"In order to facilitate a swift and thorough examination of the facts sought by the Senate Intelligence Committee, President Trump will not assert executive privilege regarding James Comey's scheduled testimony," spokeswoman Sarah Huckabee Sanders said in a statement.
Presidents can assert executive privilege to prevent government employees from sharing information.
On Thursday, Comey will speak to an open hearing of the Senate Intelligence Committee followed by a closed session. The hearing is part of the panel's probe into alleged Russian meddling in the 2016 election and any possible ties between the Trump campaign and the Kremlin.
Comey was abruptly fired last month while overseeing the FBI's own investigation of alleged Russian interference. His testimony could potentially be damaging for Trump, but attempting to block Comey could have looked bad for the president, as well.
The former FBI chief will certainly be asked about his reported conversations with Trump and any efforts the president made to interfere with the probe. Robert Mueller, who was FBI director before Comey, is now overseeing the probe as a special counsel.

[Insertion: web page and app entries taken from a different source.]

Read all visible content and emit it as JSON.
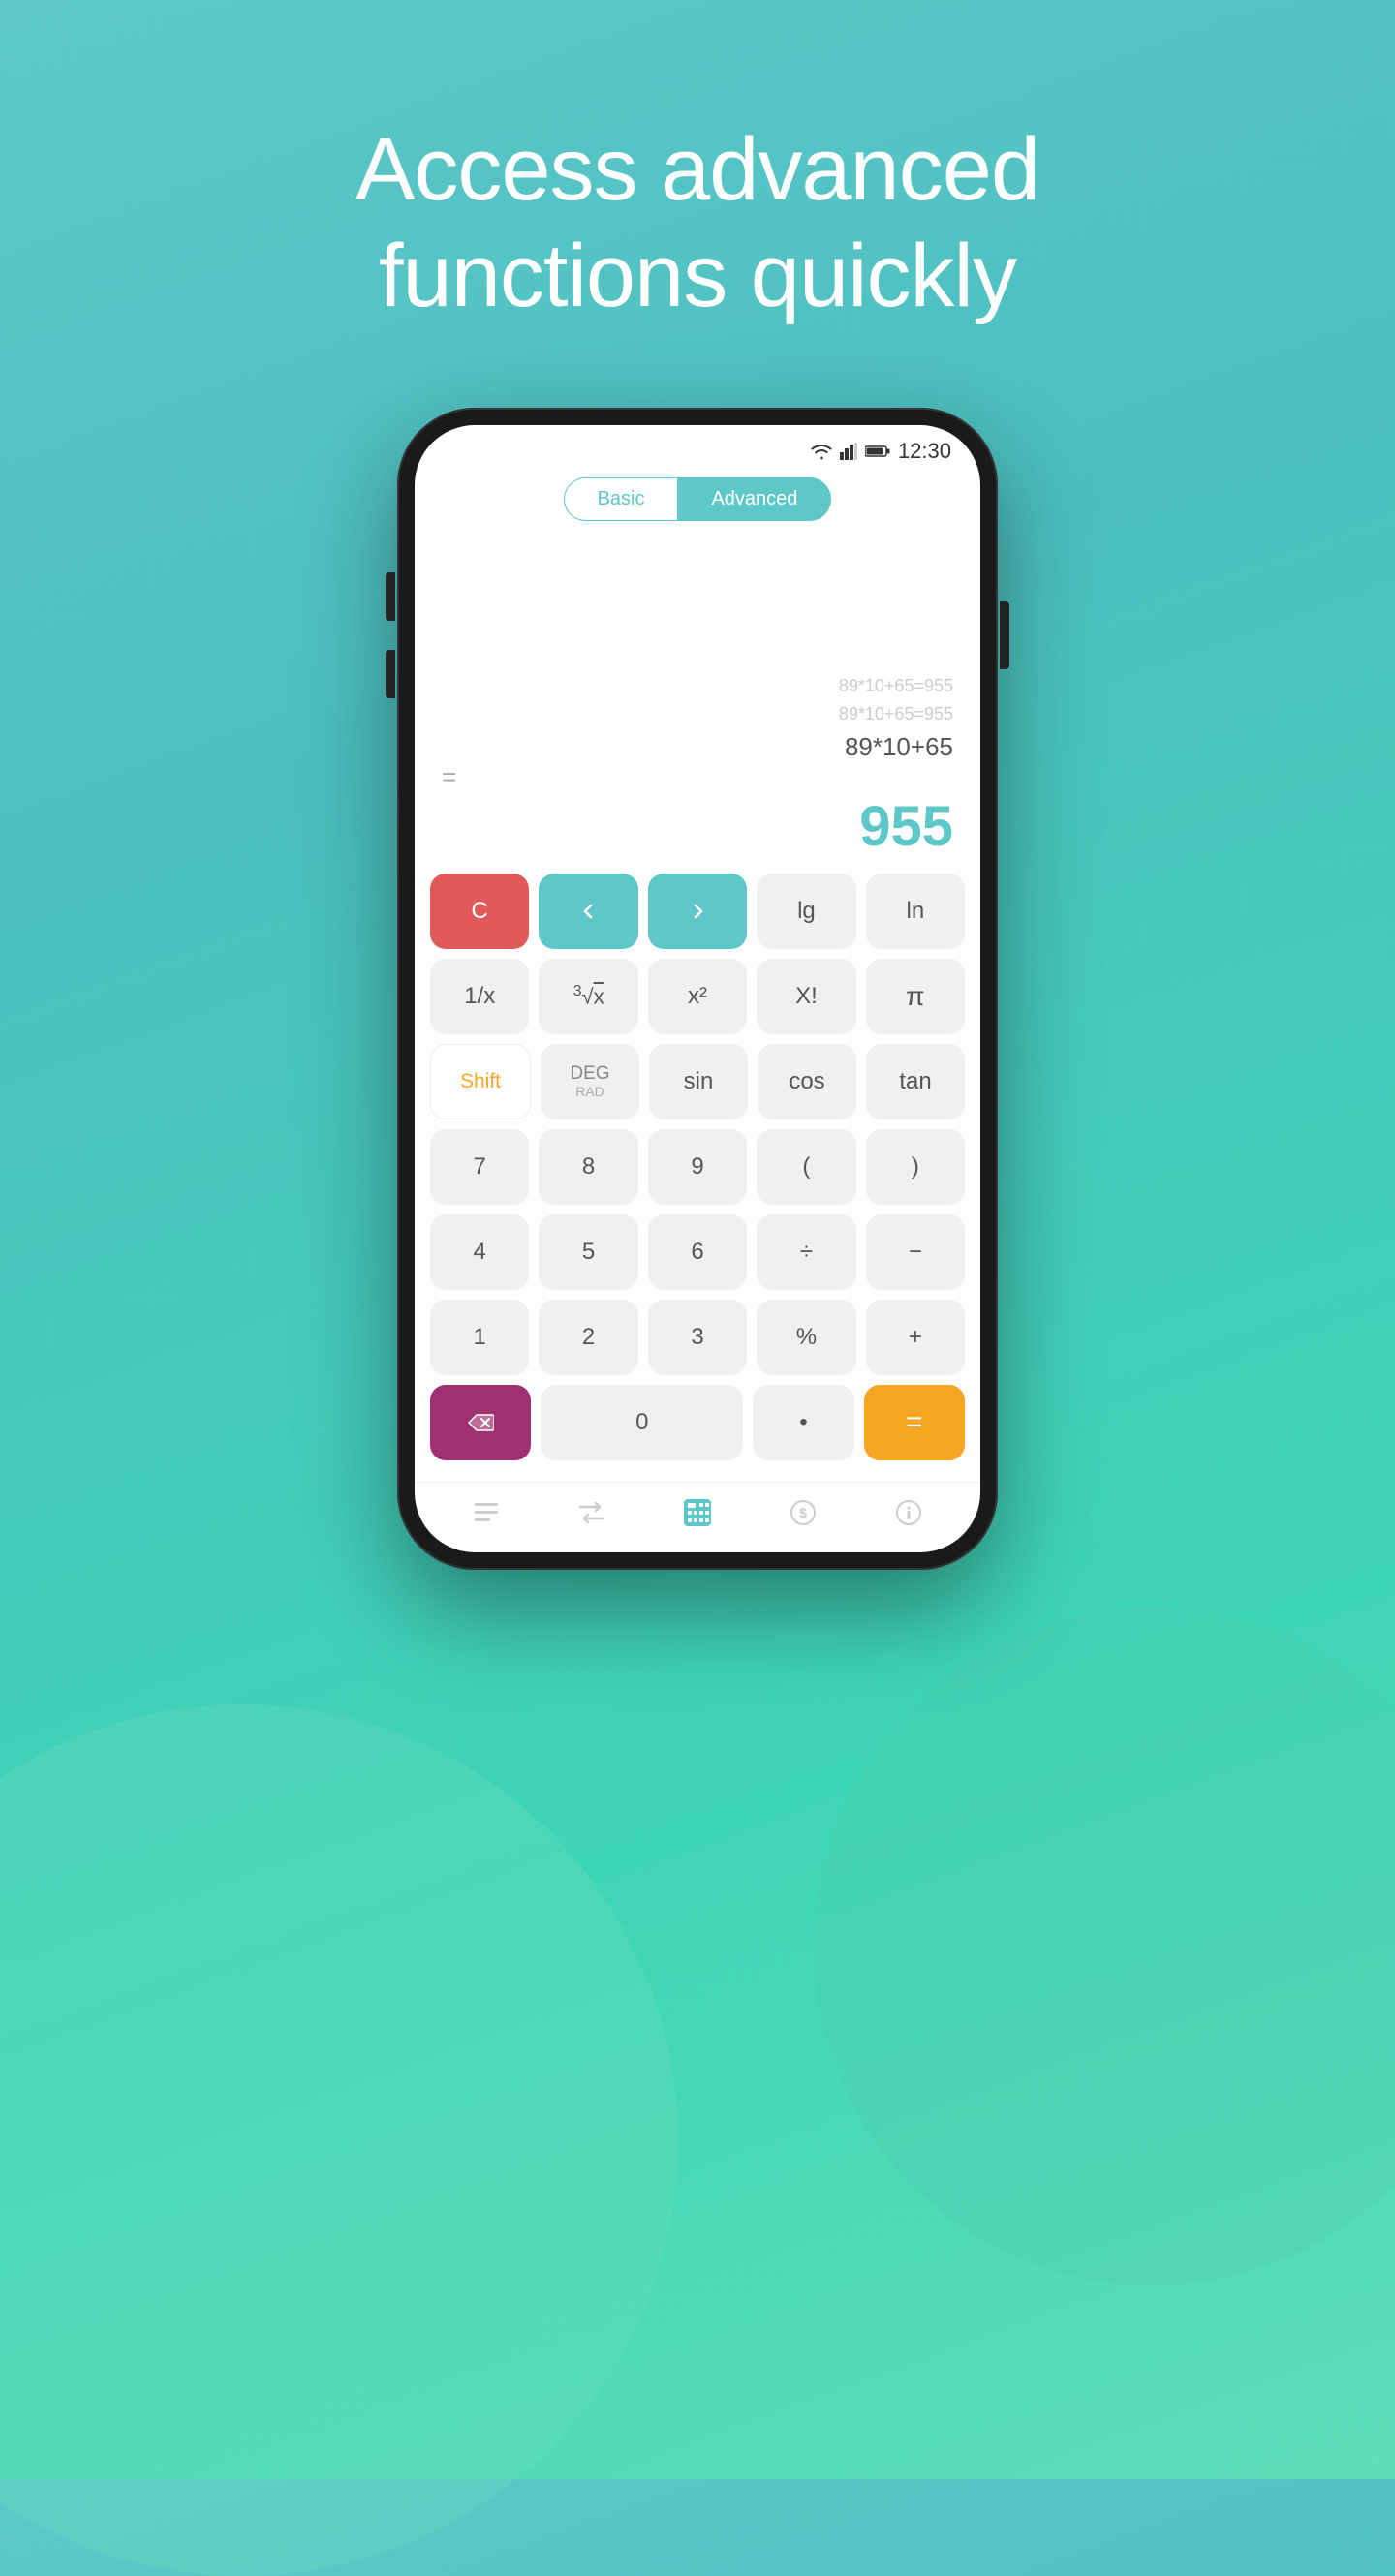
{
  "background": {
    "gradient_start": "#5ec8c8",
    "gradient_end": "#3dd6b5"
  },
  "headline": {
    "line1": "Access advanced",
    "line2": "functions quickly"
  },
  "status_bar": {
    "time": "12:30"
  },
  "tabs": {
    "basic_label": "Basic",
    "advanced_label": "Advanced"
  },
  "display": {
    "history_line1": "89*10+65=955",
    "history_line2": "89*10+65=955",
    "expression": "89*10+65",
    "equals": "=",
    "result": "955"
  },
  "keypad": {
    "row1": [
      {
        "label": "C",
        "type": "clear"
      },
      {
        "label": "‹",
        "type": "arrow"
      },
      {
        "label": "›",
        "type": "arrow"
      },
      {
        "label": "lg",
        "type": "func"
      },
      {
        "label": "ln",
        "type": "func"
      }
    ],
    "row2": [
      {
        "label": "1/x",
        "type": "func"
      },
      {
        "label": "∛",
        "type": "func"
      },
      {
        "label": "x²",
        "type": "func"
      },
      {
        "label": "X!",
        "type": "func"
      },
      {
        "label": "π",
        "type": "func"
      }
    ],
    "row3": [
      {
        "label": "Shift",
        "type": "shift"
      },
      {
        "label": "DEG",
        "sublabel": "RAD",
        "type": "deg"
      },
      {
        "label": "sin",
        "type": "func"
      },
      {
        "label": "cos",
        "type": "func"
      },
      {
        "label": "tan",
        "type": "func"
      }
    ],
    "row4": [
      {
        "label": "7",
        "type": "num"
      },
      {
        "label": "8",
        "type": "num"
      },
      {
        "label": "9",
        "type": "num"
      },
      {
        "label": "(",
        "type": "op"
      },
      {
        "label": ")",
        "type": "op"
      }
    ],
    "row5": [
      {
        "label": "4",
        "type": "num"
      },
      {
        "label": "5",
        "type": "num"
      },
      {
        "label": "6",
        "type": "num"
      },
      {
        "label": "÷",
        "type": "op"
      },
      {
        "label": "−",
        "type": "op"
      }
    ],
    "row6": [
      {
        "label": "1",
        "type": "num"
      },
      {
        "label": "2",
        "type": "num"
      },
      {
        "label": "3",
        "type": "num"
      },
      {
        "label": "%",
        "type": "op"
      },
      {
        "label": "+",
        "type": "op"
      }
    ],
    "row7": [
      {
        "label": "⌫",
        "type": "backspace"
      },
      {
        "label": "0",
        "type": "zero"
      },
      {
        "label": "•",
        "type": "dot"
      },
      {
        "label": "=",
        "type": "equals"
      }
    ]
  },
  "bottom_nav": {
    "icons": [
      "history",
      "convert",
      "calculator",
      "currency",
      "info"
    ]
  }
}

It is not yet clear how much Comey will say about his conversations with Trump or an alleged memo in which Comey reportedly says the president asked him to back off the investigation into ex-national security advisor Michael Flynn.
People close to Comey say he is eager to speak in public, according to NBC News. He met with Mueller, who cleared him to testify.
It is not clear what Mueller told Comey he could say publicly. Some legal experts have said that, if Mueller is investigating possible obstruction of justice, he may not want Comey to speak in the open about his conversations with Trump, NBC reported.
Trump and the White House have denied any collusion with Russia related to the 2016 election.
— Reuters contributed to this report.
Watch: Comey to testify June 8th